Face the Facts: Math Minutes Cause Mathphobia

There are some things that I did when I started teaching which I definitely would not do now. At the top of the list is the Mad Math Minute. This might go under various names but essentially the idea is to do as many questions as you can in one minute. These questions were pretty much always calculation questions or recalling number facts. As a kid, I enjoyed these because I did well: I loved the ego-feedback that I got ('Top of the Class again'!). However, I don't think I ever learned anything new from doing these; I might have gotten fractionally quicker at recalling facts but never to the extent that it made me a better mathematician or a better thinker. To that extent, Math Minutes didn't help me. 

Now I am older and (I hope) wiser and I have spoken with so many teachers who have told me that they started to become Math-phobic when they began doing these Math Minutes. They tell me it's not that they didn't know the answers, but that the pressure of answering the questions quickly caused their brain to freeze. This led to low scores which led to low confidence which led to more nerves which led to more low scores and so on. No wonder they ended up hating maths.

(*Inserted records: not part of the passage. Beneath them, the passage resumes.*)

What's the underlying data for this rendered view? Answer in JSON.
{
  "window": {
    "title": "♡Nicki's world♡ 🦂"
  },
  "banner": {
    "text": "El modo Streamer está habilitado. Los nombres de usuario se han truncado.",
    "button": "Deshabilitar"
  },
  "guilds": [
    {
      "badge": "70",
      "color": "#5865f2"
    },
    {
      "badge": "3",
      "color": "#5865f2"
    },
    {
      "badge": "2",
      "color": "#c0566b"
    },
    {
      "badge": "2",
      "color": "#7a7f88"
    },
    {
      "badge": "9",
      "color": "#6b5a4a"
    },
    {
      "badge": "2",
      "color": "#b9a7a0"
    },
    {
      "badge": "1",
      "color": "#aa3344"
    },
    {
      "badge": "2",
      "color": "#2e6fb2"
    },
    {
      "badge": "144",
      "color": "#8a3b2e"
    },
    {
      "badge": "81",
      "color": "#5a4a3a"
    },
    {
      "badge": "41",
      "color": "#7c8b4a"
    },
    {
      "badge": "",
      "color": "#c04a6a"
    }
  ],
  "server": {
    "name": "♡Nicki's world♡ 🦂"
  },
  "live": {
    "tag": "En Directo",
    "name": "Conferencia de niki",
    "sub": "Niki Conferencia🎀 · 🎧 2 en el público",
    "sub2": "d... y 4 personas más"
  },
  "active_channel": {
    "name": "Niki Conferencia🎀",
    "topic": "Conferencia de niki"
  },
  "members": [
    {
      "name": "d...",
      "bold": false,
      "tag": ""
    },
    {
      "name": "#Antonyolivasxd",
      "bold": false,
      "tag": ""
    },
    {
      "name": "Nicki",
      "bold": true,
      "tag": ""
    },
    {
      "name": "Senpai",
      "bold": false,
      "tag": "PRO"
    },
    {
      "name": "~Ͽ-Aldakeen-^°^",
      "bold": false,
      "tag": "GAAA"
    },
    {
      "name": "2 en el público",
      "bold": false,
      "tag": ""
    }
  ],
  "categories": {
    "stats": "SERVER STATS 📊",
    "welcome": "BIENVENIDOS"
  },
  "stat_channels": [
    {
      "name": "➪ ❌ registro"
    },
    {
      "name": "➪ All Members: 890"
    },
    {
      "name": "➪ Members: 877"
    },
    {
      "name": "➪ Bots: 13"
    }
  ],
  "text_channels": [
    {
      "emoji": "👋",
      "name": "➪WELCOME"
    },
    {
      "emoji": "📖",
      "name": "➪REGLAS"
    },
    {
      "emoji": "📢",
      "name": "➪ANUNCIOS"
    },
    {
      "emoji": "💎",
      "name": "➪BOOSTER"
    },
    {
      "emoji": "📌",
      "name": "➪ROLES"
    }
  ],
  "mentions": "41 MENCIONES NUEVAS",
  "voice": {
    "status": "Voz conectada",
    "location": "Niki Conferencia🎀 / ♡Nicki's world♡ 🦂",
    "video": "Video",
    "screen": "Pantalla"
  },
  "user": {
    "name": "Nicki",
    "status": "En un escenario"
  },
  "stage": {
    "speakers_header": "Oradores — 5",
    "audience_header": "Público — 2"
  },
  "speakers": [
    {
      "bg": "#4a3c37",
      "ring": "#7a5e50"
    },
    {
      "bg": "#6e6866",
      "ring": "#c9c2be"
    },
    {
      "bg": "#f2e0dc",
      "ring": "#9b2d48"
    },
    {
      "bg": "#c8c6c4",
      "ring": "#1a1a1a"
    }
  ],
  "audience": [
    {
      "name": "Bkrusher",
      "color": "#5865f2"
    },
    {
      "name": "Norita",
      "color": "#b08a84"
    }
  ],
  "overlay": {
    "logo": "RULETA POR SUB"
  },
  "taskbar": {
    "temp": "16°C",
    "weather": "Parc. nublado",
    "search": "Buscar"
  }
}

Now my anecdotal evidence is one thing but it is backed up by credible research. Jo Boaler's excellent research points out that whilst these timed tests might have been given with the best intentions, the effect is that they lead to the beginnings of Math Anxiety for a lot of students. She refers to research from Sian Bielock that shows how that the stress caused by these tests impedes students' working memory- the area of the brain where we hold our Math facts! This is backed up in the book Learning to Love Math by neurologist Judy Willis. High stress, low interest situations results in a reactive brain (fight, flight, fear) that prevents effective recall of facts.

Curiously, those who lead the Charge of the Rote Brigade will never consider this compelling evidence.

This is not to say that students shouldn't practice Math though. The more they practice the smoother the recall. However, practice doesn't make perfect: practice of the right kind makes perfect.
Good practice, for example, might involve a game situation such as The Product Game which you can see me playing with my daughter below.

Indeed there are many board games and card games which allow students to use and practise their number sense (Monopoly, Yahtzee, cribbage etc.) One which I would certainly recommend is the excellent City of Zombies in which you must use your math skills to prevent a zombie apocalypse. When I see students try games such as these, I see them more engaged, more willing to take risks, and learning more. The opposite of what I see in a Math Minute.

So, if you permit me to use some Yorkshire bluntness:
Stop pretending: Math Minutes help no-one.


  1. City of Zombies looks like a great game. Such a good way to work on number facts. Hopefully I can get it shipped to Canada. Thanks for sharing.

  2. I do know that they ship to Canada. It would be nice if Mastermind, Toy R us etc. realised what's a great game it is and import it in bulk!